Lost City (Ciudad Perdida) – Santa Marta, Columbia
Founded around the year 800 AD, this ancient site pre-dates Machu Picchu, and was one of the earliest of advanced cities to thrive in South America. It was an economic center of the region and was built to maintain the city’s growth and importance within the empire.
The Lost City is quite a trek to get to. It’s about a three day’s hike from Santa Marta and is located deep within the Columbian jungle. But the trek to these ruins will be well worth it. Tiled roads, terraces, and circular plazas can be discovered amongst the ruins. The city itself had to have been quite an architectural feat. It even takes climbing 1,200 stairs to just to get to the city!
Choquequirao – Abancay, Peru

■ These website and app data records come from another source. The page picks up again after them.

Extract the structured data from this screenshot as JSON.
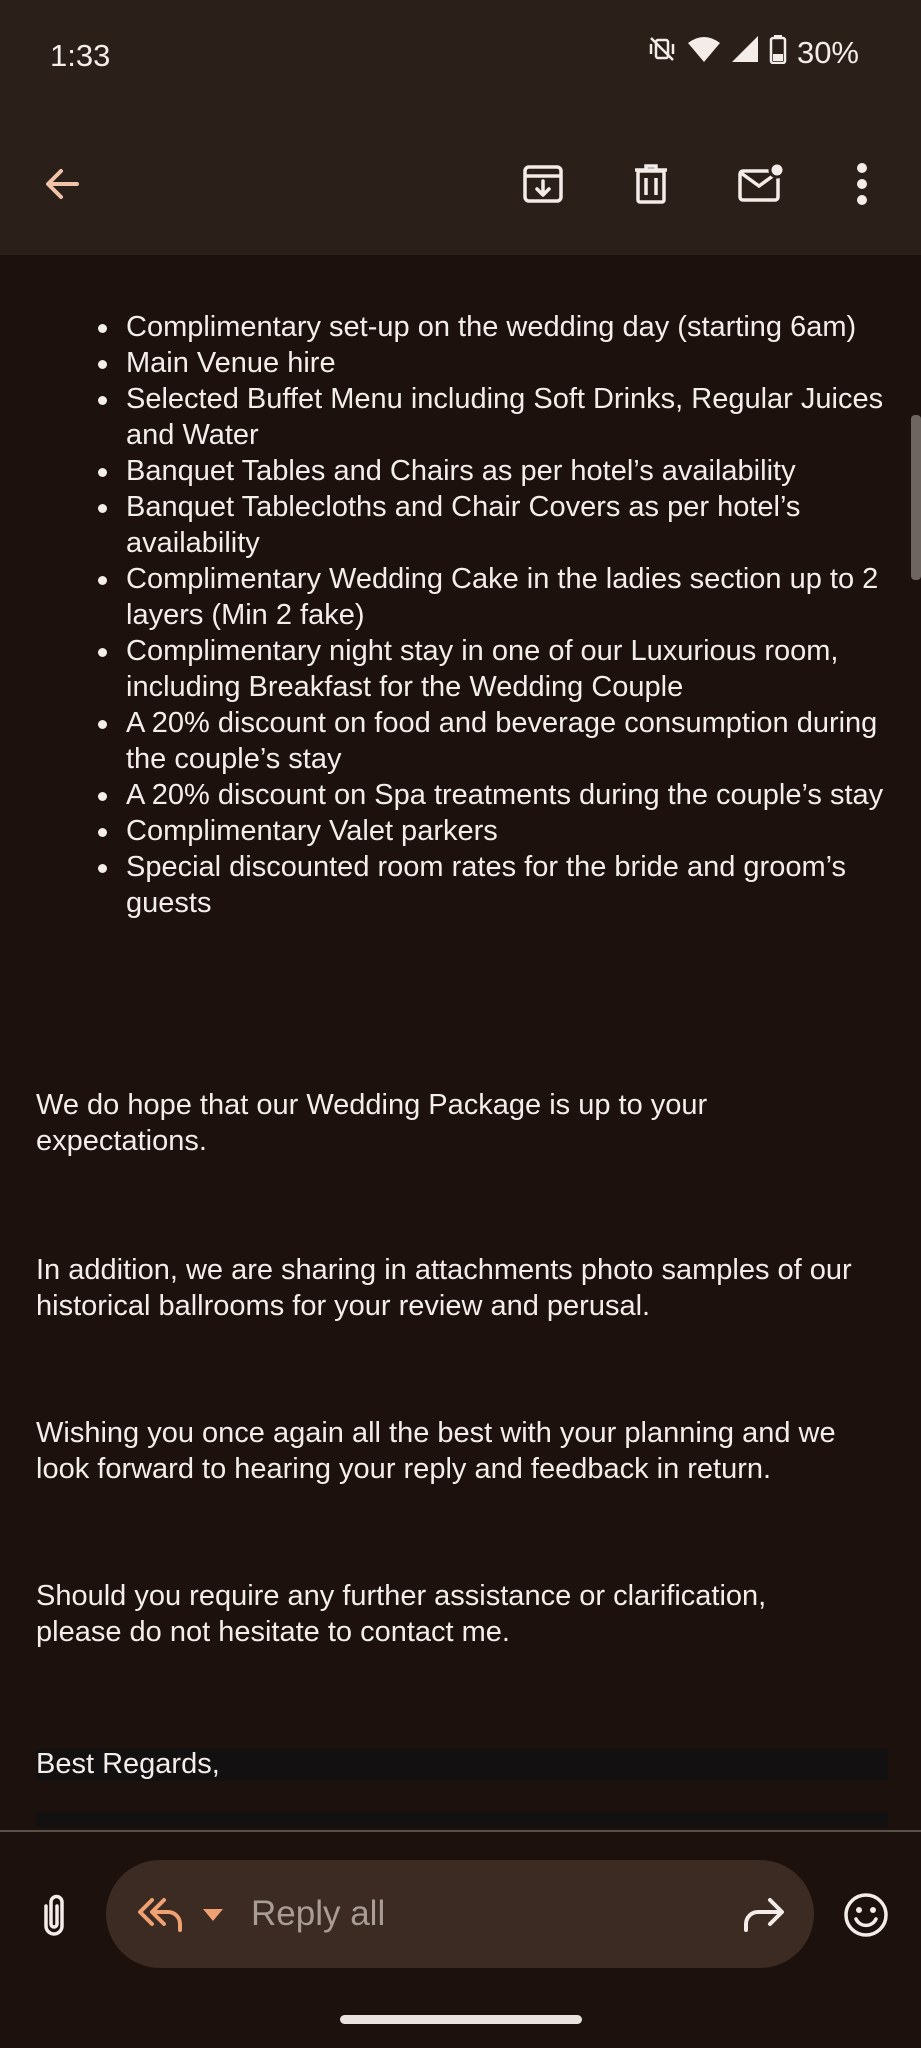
{
  "status_bar": {
    "time": "1:33",
    "battery": "30%",
    "icons": [
      "vibrate-off-icon",
      "wifi-icon",
      "signal-icon",
      "battery-icon"
    ]
  },
  "toolbar": {
    "back_icon": "arrow-left-icon",
    "actions": [
      "archive-icon",
      "delete-icon",
      "mark-unread-icon",
      "more-vert-icon"
    ]
  },
  "email": {
    "bullets": [
      "Complimentary set-up on the wedding day (starting 6am)",
      "Main Venue hire",
      "Selected Buffet Menu including Soft Drinks, Regular Juices and Water",
      "Banquet Tables and Chairs as per hotel’s availability",
      "Banquet Tablecloths and Chair Covers as per hotel’s availability",
      "Complimentary Wedding Cake in the ladies section up to 2 layers (Min 2 fake)",
      "Complimentary night stay in one of our Luxurious room, including Breakfast for the Wedding Couple",
      "A 20% discount on food and beverage consumption during the couple’s stay",
      "A 20% discount on Spa treatments during the couple’s stay",
      "Complimentary Valet parkers",
      "Special discounted room rates for the bride and groom’s guests"
    ],
    "paragraphs": [
      "We do hope that our Wedding Package is up to your expectations.",
      "In addition, we are sharing in attachments photo samples of our historical ballrooms for your review and perusal.",
      "Wishing you once again all the best with your planning and we look forward to hearing your reply and feedback in return.",
      "Should you require any further assistance or clarification, please do not hesitate to contact me."
    ],
    "signoff": "Best Regards,"
  },
  "reply_bar": {
    "reply_all_label": "Reply all",
    "icons": [
      "attach-icon",
      "reply-all-icon",
      "chevron-down-icon",
      "forward-icon",
      "emoji-icon"
    ],
    "accent_color": "#f0a172"
  }
}
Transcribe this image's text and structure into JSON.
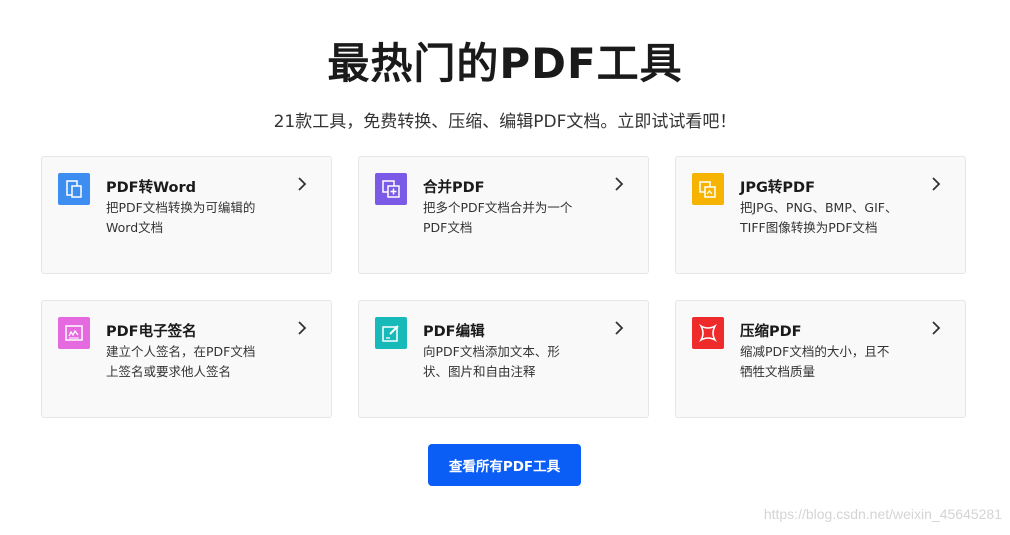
{
  "page": {
    "title": "最热门的PDF工具",
    "subtitle": "21款工具，免费转换、压缩、编辑PDF文档。立即试试看吧！"
  },
  "tools": [
    {
      "name": "PDF转Word",
      "desc_line1": "把PDF文档转换为可编辑的",
      "desc_line2": "Word文档",
      "icon": "word-doc-icon",
      "color": "#3d8ef0"
    },
    {
      "name": "合并PDF",
      "desc_line1": "把多个PDF文档合并为一个",
      "desc_line2": "PDF文档",
      "icon": "merge-icon",
      "color": "#7a5ae6"
    },
    {
      "name": "JPG转PDF",
      "desc_line1": "把JPG、PNG、BMP、GIF、",
      "desc_line2": "TIFF图像转换为PDF文档",
      "icon": "image-convert-icon",
      "color": "#f6b400"
    },
    {
      "name": "PDF电子签名",
      "desc_line1": "建立个人签名，在PDF文档",
      "desc_line2": "上签名或要求他人签名",
      "icon": "signature-icon",
      "color": "#e56ae0"
    },
    {
      "name": "PDF编辑",
      "desc_line1": "向PDF文档添加文本、形",
      "desc_line2": "状、图片和自由注释",
      "icon": "edit-icon",
      "color": "#17b9b9"
    },
    {
      "name": "压缩PDF",
      "desc_line1": "缩减PDF文档的大小，且不",
      "desc_line2": "牺牲文档质量",
      "icon": "compress-icon",
      "color": "#ee2a2a"
    }
  ],
  "cta": {
    "label": "查看所有PDF工具"
  },
  "watermark": "https://blog.csdn.net/weixin_45645281"
}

This ancient mountain city has impressive views and is second only to the famed Machu Picchu when it comes to the most visited sites in Peru. Keep in mind that it will be a challenge getting to this ruins site. It’s a two day, steep hike. But the views and ruins you’ll come across will most definitely make up for the long trek.
Choquequirao is a rather young city, by ancient ruins standards. It was founded in 1536 and used as a stronghold for the Spanish. There’s quite a lot here still intact, and the site is an ongoing archeological study. Archeologists think there are still things to uncover at this site, meaning you may stumble across a new find when you get there. One never knows what these Peruvian ruins have in store in terms of discovery.

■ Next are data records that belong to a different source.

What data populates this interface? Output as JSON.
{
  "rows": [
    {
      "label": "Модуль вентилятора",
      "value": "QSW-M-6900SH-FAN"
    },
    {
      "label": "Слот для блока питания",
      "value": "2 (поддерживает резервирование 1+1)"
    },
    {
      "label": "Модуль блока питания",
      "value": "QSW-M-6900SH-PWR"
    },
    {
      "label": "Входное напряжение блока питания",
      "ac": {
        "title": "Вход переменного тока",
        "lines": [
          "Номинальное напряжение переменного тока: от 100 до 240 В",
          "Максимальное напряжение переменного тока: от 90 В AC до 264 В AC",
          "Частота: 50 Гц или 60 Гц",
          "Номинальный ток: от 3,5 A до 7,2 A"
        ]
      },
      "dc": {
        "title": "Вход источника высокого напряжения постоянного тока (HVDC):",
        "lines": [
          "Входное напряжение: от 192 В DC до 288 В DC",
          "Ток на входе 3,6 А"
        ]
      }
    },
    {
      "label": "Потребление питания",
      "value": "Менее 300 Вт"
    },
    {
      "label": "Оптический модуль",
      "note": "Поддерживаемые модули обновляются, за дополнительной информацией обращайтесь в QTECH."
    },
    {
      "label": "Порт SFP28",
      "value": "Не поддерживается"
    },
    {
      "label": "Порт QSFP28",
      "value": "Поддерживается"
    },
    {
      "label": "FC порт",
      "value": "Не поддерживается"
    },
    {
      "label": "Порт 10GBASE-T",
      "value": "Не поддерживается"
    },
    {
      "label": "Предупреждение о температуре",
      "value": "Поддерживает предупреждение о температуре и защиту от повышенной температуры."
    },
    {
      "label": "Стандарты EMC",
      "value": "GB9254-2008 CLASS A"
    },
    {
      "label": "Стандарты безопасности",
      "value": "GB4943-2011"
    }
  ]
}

Machu Picchu – Aguas Calientes, Peru
Of course no South American ancient ruins visit would be complete without getting a chance to explore the famed Machu Picchu site. It’s the most famous site in Peru and arguably in South America as well. It was build around 1450 but later abandoned one hundred years or so later when the Spanish arrived.
The city itself still has massive man-mad structures, including temples and terraces. There’s a mix of residential, official, and religious buildings, along with garden terraces. And don’t forget about the incredible views looking out at the Peru country side from the mountainside.
San Agustin – Columbia
San Agustin’s Archeological Park offers travelers a different kind of ruins experience. That’s because this site is home to a large collection of ancient statues. The diverse collection includes ceremonial and burial statues and depicts both humans and animals. The various statues range in size from eight inches all the way up to twenty-three feet. It’s thought that this site was used as a place to worship for neighboring cultures in the nearby river valley.
Kuelap – Chachapoya, Peru
This site is located in the northwestern region of Peru, tucked away in a mountainside. It’s a pre-Incan civilization site that holds quite a lot of impressive ruins to discover. The site is surrounded by large stone walls and has a fortress on the city’s edge. Inside the walls, you’ll find nearly four hundred different ruins to take in. The wall, which is the largest stone structure in South America, is covered with vines, giving it a true jungle feel. The ruins can be reached by bus or car from Chachapoya.
Ingapirca – Ingapirca, Ecuador
Ingapirca is the largest ruins site of Incan origin in Ecuador. It was founded by the Canari people, who eventually merged with the Incans. Once of the highlights of this ancient site is the Temple of the Sun, which is elliptically built. It was made to align up perfectly with the sun during the solar solstice. One of the intriguing things about the temple is that it was built in true Incan fashion…without mortar to hold the stones together.
Of course, this list is just a tip of the iceberg when it comes to the ruins that can be found in South America. But hopefully this will be a good starting point to help you plan your trip around what ruins in which countries you’d like to explore. And who knows, while you’re out there exploring these ruins sites, you may come across some hidden surprises along the way!